With the popularity of craft beers exploding in the United States over the last twenty years, breweries have been popping up all across Washington. Right now there are an estimated 414 brewpubs in Washington, which is up from 281 in 2014. And there's another phenomenon coming to Seattle soon--electric scooters.
In May 2019 Seattle Mayor Jenny Durkan announced that a pilot program would be developed over the next few months to introduce electric scooters (or e-scooters) in the city. But what happens if you visit one of Seattle's brewpubs, find that you've had one too many beers, and decide that rather than drive your car home, you'll just rent an e-scooter?
Proponents of e-scooters tout them as being a “green” alternative to driving and say that e-scooters promote bicycle and pedestrian infrastructure. The concept is simple: users simply download an app to their smartphone to find an available e-scooter to rent. Once they begin a trip on the e-scooter, the rental fee is deducted for every minute the trip lasts. When the trip is over, users simply scan the e-scooter again to tell the app where the e-scooter was left, which could be anywhere from a parking lot to a sidewalk.
However, e-scooters are not without controversy. At the beginning of the e-scooter craze, companies like Bird and Lime would move into a city, drop off hundreds of e-scooters, and then let cities figure things out themselves. Most traffic regulations in cities were not equipped to handle the onslaught of e-scooters: should they be treated as bicycles or cars, and what laws should or should not apply to e-scooters?
E-Scooters and Accidents
When e-scooters arrived in Dallas, the city saw a huge spike in accidents that mostly occurred between 7 p.m. and 6 a.m., with none of the users wearing a helmet. And 33% of accident victims had also been drinking. Just this week in Albuquerque, New Mexico, an e-scooter rider was charged with aggravated DUI after police arrested her for swerving and going the wrong way down a one-way street. She admitted she had been drinking but didn't think that riding an e-scooter would be a problem, but in Albuquerque, e-scooters are treated just the same as vehicles and therefore subject to the same laws.
Washington DUI Laws and E-Scooters
Washington is one of the few states where you cannot be charged with a DUI if you are riding a bicycle. RCW 46.61.502 states that anyone driving a motor vehicle with a blood alcohol content of .08 or higher will be charged with a DUI. If Washington doesn't consider a bicycle to be a motor vehicle then would an e-scooters not be considered a motor vehicle?
DUI Attorney Steve Karimi
While Seattle develops its e-scooter program, expect to see many debates about how it will address things like helmet requirements, traffic laws, and DUIs while riding an e-scooter.

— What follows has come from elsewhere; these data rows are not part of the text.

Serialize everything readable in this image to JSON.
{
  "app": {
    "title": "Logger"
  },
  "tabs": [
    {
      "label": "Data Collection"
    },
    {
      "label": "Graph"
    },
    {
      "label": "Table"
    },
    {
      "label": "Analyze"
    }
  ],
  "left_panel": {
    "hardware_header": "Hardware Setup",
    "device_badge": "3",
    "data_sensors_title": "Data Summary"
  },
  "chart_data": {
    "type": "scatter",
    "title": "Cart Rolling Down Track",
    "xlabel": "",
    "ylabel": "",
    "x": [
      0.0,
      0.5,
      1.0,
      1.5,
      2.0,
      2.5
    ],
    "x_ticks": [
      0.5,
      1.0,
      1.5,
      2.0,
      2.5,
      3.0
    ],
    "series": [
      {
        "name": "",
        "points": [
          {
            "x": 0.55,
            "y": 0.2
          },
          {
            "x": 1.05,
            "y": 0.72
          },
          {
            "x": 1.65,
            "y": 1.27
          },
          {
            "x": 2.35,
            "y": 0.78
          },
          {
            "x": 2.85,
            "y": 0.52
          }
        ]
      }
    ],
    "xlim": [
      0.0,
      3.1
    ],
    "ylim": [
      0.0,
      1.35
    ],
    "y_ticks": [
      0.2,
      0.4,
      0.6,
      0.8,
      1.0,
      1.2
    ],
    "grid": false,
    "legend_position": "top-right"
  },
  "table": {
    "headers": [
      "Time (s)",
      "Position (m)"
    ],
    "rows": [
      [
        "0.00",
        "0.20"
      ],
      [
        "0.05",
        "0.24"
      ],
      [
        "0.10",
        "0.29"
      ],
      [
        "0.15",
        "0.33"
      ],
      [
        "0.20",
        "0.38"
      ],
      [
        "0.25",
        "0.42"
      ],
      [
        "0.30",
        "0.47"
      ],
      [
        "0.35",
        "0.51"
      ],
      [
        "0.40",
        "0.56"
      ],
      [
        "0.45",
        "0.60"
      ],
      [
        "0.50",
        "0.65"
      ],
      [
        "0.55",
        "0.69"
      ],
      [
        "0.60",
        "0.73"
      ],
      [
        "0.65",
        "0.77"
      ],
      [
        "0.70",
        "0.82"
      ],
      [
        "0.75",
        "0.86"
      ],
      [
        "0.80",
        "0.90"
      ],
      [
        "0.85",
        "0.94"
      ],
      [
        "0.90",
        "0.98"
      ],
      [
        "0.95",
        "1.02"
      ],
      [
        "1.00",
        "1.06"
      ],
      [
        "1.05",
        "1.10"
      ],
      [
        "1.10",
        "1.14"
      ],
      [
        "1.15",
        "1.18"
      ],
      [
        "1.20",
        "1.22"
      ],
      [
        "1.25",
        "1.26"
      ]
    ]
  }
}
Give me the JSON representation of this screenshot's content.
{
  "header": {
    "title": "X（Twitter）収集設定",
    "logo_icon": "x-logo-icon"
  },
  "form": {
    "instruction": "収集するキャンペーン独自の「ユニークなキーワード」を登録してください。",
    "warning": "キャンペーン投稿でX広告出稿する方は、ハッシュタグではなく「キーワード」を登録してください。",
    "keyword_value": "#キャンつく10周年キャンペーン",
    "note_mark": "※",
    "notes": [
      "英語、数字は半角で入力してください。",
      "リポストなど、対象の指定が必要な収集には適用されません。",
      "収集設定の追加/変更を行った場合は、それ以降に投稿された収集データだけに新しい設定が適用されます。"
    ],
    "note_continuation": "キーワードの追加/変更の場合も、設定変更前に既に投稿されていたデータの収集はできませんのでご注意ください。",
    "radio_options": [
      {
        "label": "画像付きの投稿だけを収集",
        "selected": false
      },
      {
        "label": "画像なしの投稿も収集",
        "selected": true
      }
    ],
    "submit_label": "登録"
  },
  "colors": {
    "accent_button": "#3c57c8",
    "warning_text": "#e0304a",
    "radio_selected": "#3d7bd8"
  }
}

If you have been arrested for a DUI, you will need an experienced defense attorney at your side. Steve Karimi is a former prosecutor who now works to defend those accused of DUI. Call 206-621-8777 today for a consultation on your DUI arrest.